Share this post with a friend and have them sign up to receive our weekly blog post and both of your names will be entered to win an 8 oz. jar of my (freshly prepared) jelly. I will ship the jar to the lucky winner. I must have an email address, so if you win I can reach you to get a shipping address. Read on to hear the story of our prickly pear adventure.
We have a huge 10′ Prickly Pear tree. It was loaded with prickly pears called “tunas”. There was plenty for us and the birds. The large paddles are call nopales. There has been lots of research conducted about the medicinal use of prickly pear plants. Click here to read more about the uses of the prickly pear.
This is the process that led to the final reward, the beautiful “pinkberry” color of prickly pear jelly!
We picked the fruit very carefully with tongs and leather gloves. Everything was okay until Paul took off his gloves and accidentally rubbed his head not knowing the “glochids”, small hairlike prickles, were on his hands. Sooo- about one hour later after I picked these nasty spines out, I had them in my hands. Later I was told to use masking tape and pull them out. This info came a little too late. 🙁 After reading all kinds of techniques for removing the juice we settled on rinsing them, placed them in freezer bags and freeze until ready to use. About two weeks later we removed the fruit from our “limited” freezer space and let thaw. The juice and pulp squeezed right out. It took about 35-40 tunas to make six cups of juice.Wear leather gloves even though the prickles were gone after the big freeze. Strain fruit in a fine mesh strainer (didn’t have cheesecloth) to remove the seedy pulp. The juice is such a pretty “pinkberry”color. (I just coined that color name :0) There is very little flavor in the juice, sort of a cross between watermelon and a peach.
We tried a low sugar canning recipe and it works great! The jelly is wonderful, sweet but not too sweet. The recipe still has sugar but 50% less than regular jelly Here is the recipes we used from Root Simple. The jelly was processed in our make-shift canning pot to seal the lids. I love hearing the “pop” as the jelly cools and lids seal tight.
Our six 8 oz jars of jelly are shown with the pears or “tunas” of our tree. Not all pears are peach/yellow. There is a smaller variety next store that has ruby pink tunas. I think we may try that variety next time. Although, I am thinking we still can harvest enough for a second batch from our tree. if the birds haven’t beat us to it.

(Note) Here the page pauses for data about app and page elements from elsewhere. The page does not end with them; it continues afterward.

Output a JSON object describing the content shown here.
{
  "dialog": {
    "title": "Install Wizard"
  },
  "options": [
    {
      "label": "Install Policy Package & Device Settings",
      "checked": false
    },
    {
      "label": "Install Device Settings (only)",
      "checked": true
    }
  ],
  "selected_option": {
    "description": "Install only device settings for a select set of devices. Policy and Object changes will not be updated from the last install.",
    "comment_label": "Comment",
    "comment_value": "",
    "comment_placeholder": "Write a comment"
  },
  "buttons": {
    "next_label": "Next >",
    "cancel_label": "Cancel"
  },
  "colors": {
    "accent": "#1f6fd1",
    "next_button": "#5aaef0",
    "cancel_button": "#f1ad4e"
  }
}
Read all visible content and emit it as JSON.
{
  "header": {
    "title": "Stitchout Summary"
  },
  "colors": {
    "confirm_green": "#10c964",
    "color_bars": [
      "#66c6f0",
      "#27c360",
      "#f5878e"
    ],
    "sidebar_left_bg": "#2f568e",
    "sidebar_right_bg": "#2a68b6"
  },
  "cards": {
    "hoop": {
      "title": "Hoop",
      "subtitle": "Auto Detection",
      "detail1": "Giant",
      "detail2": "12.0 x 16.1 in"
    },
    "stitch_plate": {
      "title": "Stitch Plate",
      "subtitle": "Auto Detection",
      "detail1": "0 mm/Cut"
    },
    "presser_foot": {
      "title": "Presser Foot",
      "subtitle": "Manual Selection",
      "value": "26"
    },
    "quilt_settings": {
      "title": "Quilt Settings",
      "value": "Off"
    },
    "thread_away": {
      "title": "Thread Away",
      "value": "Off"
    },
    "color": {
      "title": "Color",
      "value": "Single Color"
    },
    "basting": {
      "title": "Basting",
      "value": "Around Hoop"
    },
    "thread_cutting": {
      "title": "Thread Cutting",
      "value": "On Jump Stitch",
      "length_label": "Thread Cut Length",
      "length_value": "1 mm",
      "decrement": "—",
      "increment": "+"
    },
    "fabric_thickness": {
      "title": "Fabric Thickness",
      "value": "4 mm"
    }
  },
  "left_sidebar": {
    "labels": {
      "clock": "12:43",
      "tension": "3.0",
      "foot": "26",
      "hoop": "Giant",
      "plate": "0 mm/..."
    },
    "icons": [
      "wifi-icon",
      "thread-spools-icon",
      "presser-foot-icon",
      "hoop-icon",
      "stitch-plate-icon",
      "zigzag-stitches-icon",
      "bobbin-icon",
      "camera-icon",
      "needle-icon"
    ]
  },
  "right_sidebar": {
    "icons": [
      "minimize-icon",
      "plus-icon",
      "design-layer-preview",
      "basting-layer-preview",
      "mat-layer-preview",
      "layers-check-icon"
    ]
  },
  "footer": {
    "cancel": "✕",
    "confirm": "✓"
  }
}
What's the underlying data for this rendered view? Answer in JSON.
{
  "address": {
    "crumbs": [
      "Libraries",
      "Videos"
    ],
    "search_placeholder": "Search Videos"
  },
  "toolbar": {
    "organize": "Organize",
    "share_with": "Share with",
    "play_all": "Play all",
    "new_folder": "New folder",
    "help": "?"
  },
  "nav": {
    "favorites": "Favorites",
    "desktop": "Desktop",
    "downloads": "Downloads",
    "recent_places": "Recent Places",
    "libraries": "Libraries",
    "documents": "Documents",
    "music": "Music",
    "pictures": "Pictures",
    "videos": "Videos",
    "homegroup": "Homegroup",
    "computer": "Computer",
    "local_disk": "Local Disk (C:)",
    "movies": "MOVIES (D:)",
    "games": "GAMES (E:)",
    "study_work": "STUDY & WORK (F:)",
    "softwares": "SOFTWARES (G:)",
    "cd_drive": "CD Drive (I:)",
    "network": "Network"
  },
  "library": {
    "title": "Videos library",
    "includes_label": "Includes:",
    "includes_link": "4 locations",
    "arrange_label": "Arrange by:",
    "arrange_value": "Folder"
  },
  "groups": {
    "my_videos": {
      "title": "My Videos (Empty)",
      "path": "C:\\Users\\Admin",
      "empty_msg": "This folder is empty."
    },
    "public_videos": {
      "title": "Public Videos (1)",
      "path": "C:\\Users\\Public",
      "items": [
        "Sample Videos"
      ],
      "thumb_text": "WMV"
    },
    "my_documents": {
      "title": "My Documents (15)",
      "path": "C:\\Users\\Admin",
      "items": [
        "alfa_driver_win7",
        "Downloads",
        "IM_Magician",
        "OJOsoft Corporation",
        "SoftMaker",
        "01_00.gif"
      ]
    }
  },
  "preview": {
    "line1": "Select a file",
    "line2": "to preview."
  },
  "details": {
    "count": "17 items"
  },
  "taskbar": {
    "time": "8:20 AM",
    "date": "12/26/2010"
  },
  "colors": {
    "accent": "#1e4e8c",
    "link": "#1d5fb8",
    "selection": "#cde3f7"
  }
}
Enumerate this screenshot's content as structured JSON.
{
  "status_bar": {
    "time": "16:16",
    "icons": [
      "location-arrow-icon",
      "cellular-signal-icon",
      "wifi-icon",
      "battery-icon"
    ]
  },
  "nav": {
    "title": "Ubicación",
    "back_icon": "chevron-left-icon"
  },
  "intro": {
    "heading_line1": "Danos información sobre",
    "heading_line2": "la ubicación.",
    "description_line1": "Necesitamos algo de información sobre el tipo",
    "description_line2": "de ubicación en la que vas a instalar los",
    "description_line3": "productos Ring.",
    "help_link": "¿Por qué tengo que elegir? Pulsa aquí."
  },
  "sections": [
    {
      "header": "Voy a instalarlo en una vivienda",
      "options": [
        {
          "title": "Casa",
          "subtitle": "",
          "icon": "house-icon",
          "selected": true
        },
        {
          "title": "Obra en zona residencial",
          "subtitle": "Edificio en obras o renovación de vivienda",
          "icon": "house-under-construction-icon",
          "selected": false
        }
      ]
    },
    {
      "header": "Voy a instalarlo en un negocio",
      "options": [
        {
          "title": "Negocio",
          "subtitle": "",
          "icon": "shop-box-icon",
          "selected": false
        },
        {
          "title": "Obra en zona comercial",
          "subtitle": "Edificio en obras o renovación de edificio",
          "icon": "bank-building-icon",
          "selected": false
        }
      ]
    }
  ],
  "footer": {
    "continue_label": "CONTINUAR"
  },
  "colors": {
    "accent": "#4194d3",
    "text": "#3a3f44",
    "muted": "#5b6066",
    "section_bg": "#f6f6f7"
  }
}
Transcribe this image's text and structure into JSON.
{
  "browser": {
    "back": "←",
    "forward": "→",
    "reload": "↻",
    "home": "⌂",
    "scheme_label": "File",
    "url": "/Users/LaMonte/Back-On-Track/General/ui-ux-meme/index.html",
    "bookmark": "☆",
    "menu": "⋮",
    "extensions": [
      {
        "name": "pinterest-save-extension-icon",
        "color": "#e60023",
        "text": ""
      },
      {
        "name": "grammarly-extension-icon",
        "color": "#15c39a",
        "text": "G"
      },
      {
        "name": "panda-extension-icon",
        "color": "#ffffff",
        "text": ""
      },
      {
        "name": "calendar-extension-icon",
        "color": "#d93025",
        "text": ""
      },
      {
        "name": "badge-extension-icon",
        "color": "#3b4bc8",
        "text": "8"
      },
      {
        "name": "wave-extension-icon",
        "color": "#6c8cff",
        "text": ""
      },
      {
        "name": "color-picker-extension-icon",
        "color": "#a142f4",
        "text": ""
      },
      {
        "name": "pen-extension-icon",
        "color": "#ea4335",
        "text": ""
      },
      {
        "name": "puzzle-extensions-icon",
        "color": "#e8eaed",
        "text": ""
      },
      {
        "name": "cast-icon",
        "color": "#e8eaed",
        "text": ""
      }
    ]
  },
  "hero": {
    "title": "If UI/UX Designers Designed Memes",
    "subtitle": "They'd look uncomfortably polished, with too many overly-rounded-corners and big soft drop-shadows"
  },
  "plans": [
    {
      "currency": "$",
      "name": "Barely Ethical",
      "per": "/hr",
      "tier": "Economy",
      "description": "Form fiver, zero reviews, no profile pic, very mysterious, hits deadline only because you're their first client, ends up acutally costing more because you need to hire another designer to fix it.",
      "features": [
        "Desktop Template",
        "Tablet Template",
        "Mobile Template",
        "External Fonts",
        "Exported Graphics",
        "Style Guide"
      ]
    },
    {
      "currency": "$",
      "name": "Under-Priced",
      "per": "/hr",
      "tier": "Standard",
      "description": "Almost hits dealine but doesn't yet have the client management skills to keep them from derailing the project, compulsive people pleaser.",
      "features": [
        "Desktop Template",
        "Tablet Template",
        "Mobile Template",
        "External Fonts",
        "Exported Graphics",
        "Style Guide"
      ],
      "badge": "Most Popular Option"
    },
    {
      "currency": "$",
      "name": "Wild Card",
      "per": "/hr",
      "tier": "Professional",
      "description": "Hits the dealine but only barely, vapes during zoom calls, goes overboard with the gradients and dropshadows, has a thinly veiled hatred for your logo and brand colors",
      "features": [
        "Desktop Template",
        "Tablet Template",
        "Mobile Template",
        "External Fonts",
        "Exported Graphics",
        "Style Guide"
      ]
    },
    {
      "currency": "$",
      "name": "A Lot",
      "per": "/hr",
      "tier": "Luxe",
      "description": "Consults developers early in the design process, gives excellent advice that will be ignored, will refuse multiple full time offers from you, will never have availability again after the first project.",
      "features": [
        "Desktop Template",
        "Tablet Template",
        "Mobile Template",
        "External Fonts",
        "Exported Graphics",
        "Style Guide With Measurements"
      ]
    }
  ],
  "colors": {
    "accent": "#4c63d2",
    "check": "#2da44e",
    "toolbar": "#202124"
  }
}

Even though this cactus is extremely prevalent in the Southwest, our North Carolina friends can also find prickly pears. We had them growing at the end of our driveway at the lake. I was never brave enough to try them until now.
Lesson learned-be armed to fight the “pricklies” but it is well worth it!
Who wants to try my jelly?
Reply below, share this link with a friend, have them reply and you both have a chance to win an 8 oz jar of my “pinkberry” prickly pear jelly. Good luck!
Mary Sherwood Lifestyles
If you have trouble replying below just send me an email at firstname.lastname@example.org Thanks for replying!
PS: I saved two cups of juice to make the prickly pear cheesecake I mentioned last week. We’ll see how that turns out!